For the records below, say how many lines contain the string "Admin". Give no other text.
───── TASK INPUT ─────
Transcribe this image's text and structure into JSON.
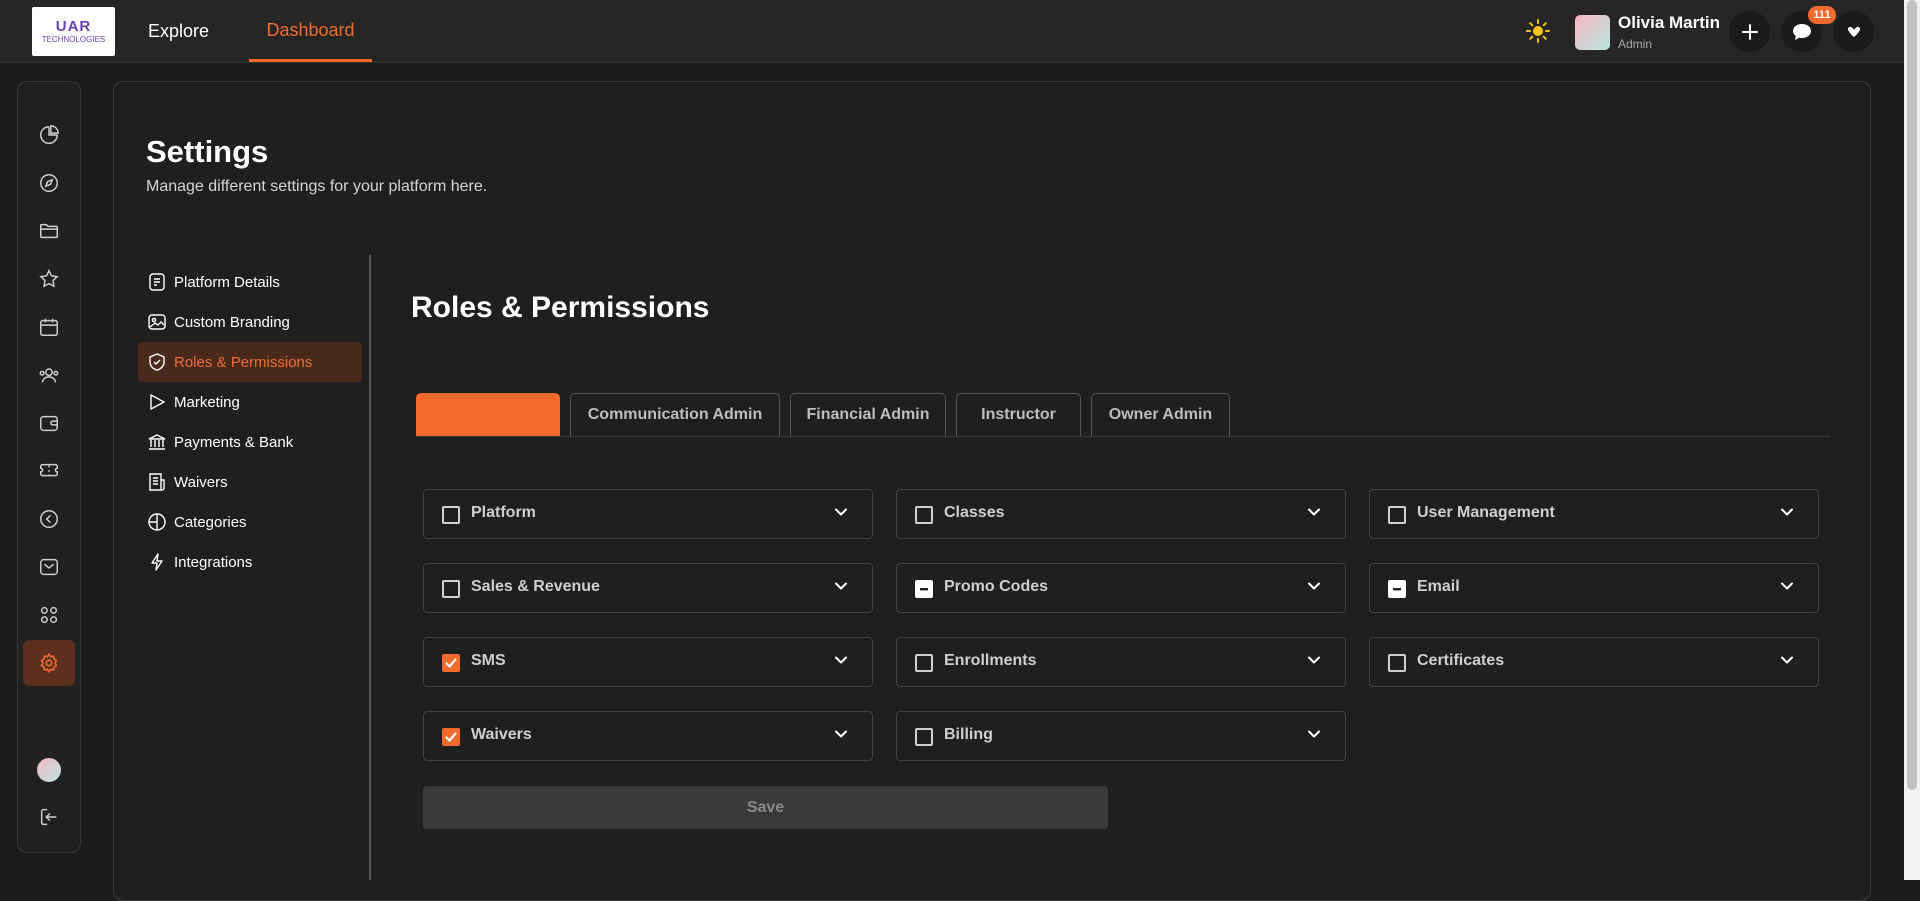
{
  "header": {
    "logo_line1": "UAR",
    "logo_line2": "TECHNOLOGIES",
    "nav": [
      {
        "label": "Explore"
      },
      {
        "label": "Dashboard"
      }
    ],
    "user": {
      "name": "Olivia Martin",
      "role": "Admin"
    },
    "chat_badge": "111",
    "icons": {
      "theme": "sun-icon",
      "add": "plus-icon",
      "chat": "chat-icon",
      "menu": "chevron-down-icon"
    }
  },
  "rail": {
    "items": [
      {
        "icon": "pie-chart-icon"
      },
      {
        "icon": "compass-icon"
      },
      {
        "icon": "folder-icon"
      },
      {
        "icon": "star-icon"
      },
      {
        "icon": "calendar-icon"
      },
      {
        "icon": "users-icon"
      },
      {
        "icon": "wallet-icon"
      },
      {
        "icon": "ticket-icon"
      },
      {
        "icon": "back-circle-icon"
      },
      {
        "icon": "mail-icon"
      },
      {
        "icon": "apps-icon"
      },
      {
        "icon": "gear-icon",
        "active": true
      }
    ],
    "bottom": [
      "avatar",
      "logout-icon"
    ]
  },
  "page": {
    "title": "Settings",
    "subtitle": "Manage different settings for your platform here."
  },
  "settings_menu": [
    {
      "label": "Platform Details",
      "icon": "document-icon"
    },
    {
      "label": "Custom Branding",
      "icon": "image-icon"
    },
    {
      "label": "Roles & Permissions",
      "icon": "shield-icon",
      "active": true
    },
    {
      "label": "Marketing",
      "icon": "play-icon"
    },
    {
      "label": "Payments & Bank",
      "icon": "bank-icon"
    },
    {
      "label": "Waivers",
      "icon": "receipt-icon"
    },
    {
      "label": "Categories",
      "icon": "globe-icon"
    },
    {
      "label": "Integrations",
      "icon": "bolt-icon"
    }
  ],
  "section": {
    "title": "Roles & Permissions",
    "tabs": [
      {
        "label": "",
        "active": true
      },
      {
        "label": "Communication Admin"
      },
      {
        "label": "Financial Admin"
      },
      {
        "label": "Instructor"
      },
      {
        "label": "Owner Admin"
      }
    ],
    "permissions": [
      {
        "label": "Platform",
        "state": "unchecked"
      },
      {
        "label": "Classes",
        "state": "unchecked"
      },
      {
        "label": "User Management",
        "state": "unchecked"
      },
      {
        "label": "Sales & Revenue",
        "state": "unchecked"
      },
      {
        "label": "Promo Codes",
        "state": "indeterminate"
      },
      {
        "label": "Email",
        "state": "indeterminate"
      },
      {
        "label": "SMS",
        "state": "checked"
      },
      {
        "label": "Enrollments",
        "state": "unchecked"
      },
      {
        "label": "Certificates",
        "state": "unchecked"
      },
      {
        "label": "Waivers",
        "state": "checked"
      },
      {
        "label": "Billing",
        "state": "unchecked"
      }
    ],
    "save_label": "Save"
  },
  "colors": {
    "accent": "#f26b2d",
    "background": "#1c1c1c",
    "panel": "#1f1f1f"
  }
}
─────
SOLUTION FOR THIS PROBLEM:
4